The CALL7 Investigators have obtained a copy of an internal Pinnacol Assurance email declaring that CEO Ken Ross and three board members, who went on the now-infamous Pebble Beach trip, will not resign.

Ross, Pinnacol board chairman Gary Johnson and board members Ryan Hettich and Debra Lovejoy have made no public comments regarding calls for their resignations.

This comes after CALL7 Investigator Tony Kovaleski found Ross and the board members on a golf junket to Pebble Beach that ultimately cost Pinnacol more than $318,000. The junket happened in May 2010, and at the time Pinnacol told 7NEWS it was an incentive trip for its top-selling agents.

The five-day trip included tens of thousands of dollars in dinners, winery tours, drinks, spa treatments and golf. In fact, alcoholic beverages accounted for more than $20,000 of the total.

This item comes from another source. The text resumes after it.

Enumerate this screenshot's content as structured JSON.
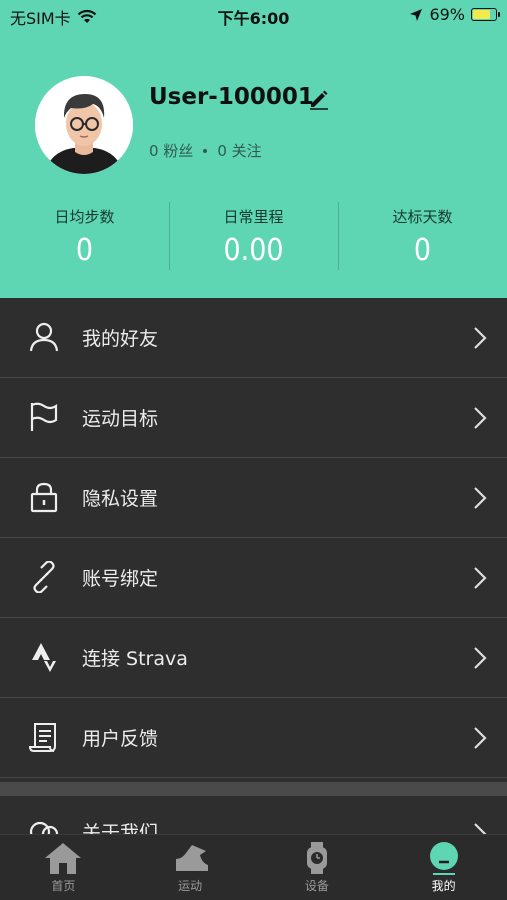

The calls for them to step down have come from Colorado lawmakers and, in a written statement to 7NEWS, former Gov. Bill Ritter addressed the Pinnacol trip and said, "Colorado deserves better leadership."

But, resignations will not happen according to an internal email obtained by 7NEWS. The email was sent to Pinnacol's agents and included talking points and frequently asked questions like, "Some are calling for the board members who attended the event to resign. Will they?"

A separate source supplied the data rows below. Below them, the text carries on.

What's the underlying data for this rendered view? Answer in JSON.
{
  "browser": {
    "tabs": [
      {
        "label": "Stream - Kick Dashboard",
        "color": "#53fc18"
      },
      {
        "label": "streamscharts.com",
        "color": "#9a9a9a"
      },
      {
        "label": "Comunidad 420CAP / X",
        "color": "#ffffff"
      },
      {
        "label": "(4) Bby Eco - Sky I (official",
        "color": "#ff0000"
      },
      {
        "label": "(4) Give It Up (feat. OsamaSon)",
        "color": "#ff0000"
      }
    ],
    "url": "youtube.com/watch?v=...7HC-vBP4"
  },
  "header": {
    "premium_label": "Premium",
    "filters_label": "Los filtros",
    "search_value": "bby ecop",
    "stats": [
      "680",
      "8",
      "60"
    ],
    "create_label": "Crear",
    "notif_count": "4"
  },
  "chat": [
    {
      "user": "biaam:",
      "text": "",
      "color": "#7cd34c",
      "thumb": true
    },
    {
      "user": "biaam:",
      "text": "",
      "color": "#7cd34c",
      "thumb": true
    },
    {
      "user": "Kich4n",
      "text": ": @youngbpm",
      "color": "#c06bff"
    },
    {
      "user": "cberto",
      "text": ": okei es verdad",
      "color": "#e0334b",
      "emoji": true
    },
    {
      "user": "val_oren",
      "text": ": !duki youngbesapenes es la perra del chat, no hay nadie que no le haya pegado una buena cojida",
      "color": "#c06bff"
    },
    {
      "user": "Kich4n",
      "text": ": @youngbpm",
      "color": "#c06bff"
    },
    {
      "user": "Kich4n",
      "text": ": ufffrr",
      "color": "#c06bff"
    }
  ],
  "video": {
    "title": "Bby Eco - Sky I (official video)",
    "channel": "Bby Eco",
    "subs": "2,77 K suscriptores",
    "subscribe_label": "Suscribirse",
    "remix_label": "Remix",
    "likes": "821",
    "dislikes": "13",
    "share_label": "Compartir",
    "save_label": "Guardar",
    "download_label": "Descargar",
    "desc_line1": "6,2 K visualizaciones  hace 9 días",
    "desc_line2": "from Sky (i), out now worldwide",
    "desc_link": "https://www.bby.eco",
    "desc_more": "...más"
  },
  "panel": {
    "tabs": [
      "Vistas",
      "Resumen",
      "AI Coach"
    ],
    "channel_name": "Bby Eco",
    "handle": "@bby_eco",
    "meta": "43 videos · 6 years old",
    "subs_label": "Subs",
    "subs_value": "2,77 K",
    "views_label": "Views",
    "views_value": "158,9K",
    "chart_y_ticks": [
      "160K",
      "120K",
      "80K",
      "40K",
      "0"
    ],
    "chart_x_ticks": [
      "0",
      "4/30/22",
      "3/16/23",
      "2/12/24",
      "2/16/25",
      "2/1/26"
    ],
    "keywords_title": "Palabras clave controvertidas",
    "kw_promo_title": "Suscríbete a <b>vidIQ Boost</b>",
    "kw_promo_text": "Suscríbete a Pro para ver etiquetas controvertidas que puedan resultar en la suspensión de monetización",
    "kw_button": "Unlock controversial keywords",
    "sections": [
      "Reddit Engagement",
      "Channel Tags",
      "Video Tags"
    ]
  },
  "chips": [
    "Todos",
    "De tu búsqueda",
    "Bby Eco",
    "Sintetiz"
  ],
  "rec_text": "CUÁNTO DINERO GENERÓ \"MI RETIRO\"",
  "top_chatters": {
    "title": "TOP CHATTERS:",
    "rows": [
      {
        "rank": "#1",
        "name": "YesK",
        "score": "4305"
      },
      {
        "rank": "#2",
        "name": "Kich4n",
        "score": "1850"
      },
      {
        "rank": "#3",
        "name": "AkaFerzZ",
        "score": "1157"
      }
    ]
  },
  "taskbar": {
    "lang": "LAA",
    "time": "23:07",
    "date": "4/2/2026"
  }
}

The one-word answer, "No."

The email continued, "Some are calling for Ken Ross to resign. Will he?"

Again, the answer, "No."

"None of this looks very good," said Jim O'Toole, University of Denver professor of business ethics. "This kind of behavior is incredibly outrageous."

O'Toole has experience working with and consulting for boards of both commercial businesses and nonprofit entities.

"Board members taking this kind of travel and entertainment, ethical or not ethical?" asked Kovaleski.

"From the point of view of an ethicist, I would think what they did does not pass the test of reasonable behavior or reasonable expense, particularly given that this is a quasi-public organization.

Pinnacol Assurance is defined by state statute as a "political subdivision of the state." It's the same definition used to describe entities such as the University of Colorado. As such, the firm pays no taxes and its employees are eligible to receive benefits from the Public Employees' Retirement Association of Colorado, or PERA.

The same statute also directs Pinnacol to operate as a "private mutual insurance company" and the insurer of "last resort" for businesses in Colorado.

Many of the questions about the Pebble Beach trip specifically concern the board of directors of Pinnacol, who are appointed by the governor to oversee the agency.

"What is implicit in all of this is there is some sort of back-scratching going on," said O'Toole.

"The highest example has to be set by the board because the board is responsible for ethical behavior of top management," said O'Toole. "At the very minimum they are hypocrites with this."

"Should the three board members resign?" asked Kovaleski.

"I think you would expect an honorable person in this situation to resign," answered O'Toole.

A spokesperson for Pinnacol Assurance verified the authenticity of the internal email obtained by 7NEWS, but as of this writing offered no further comment.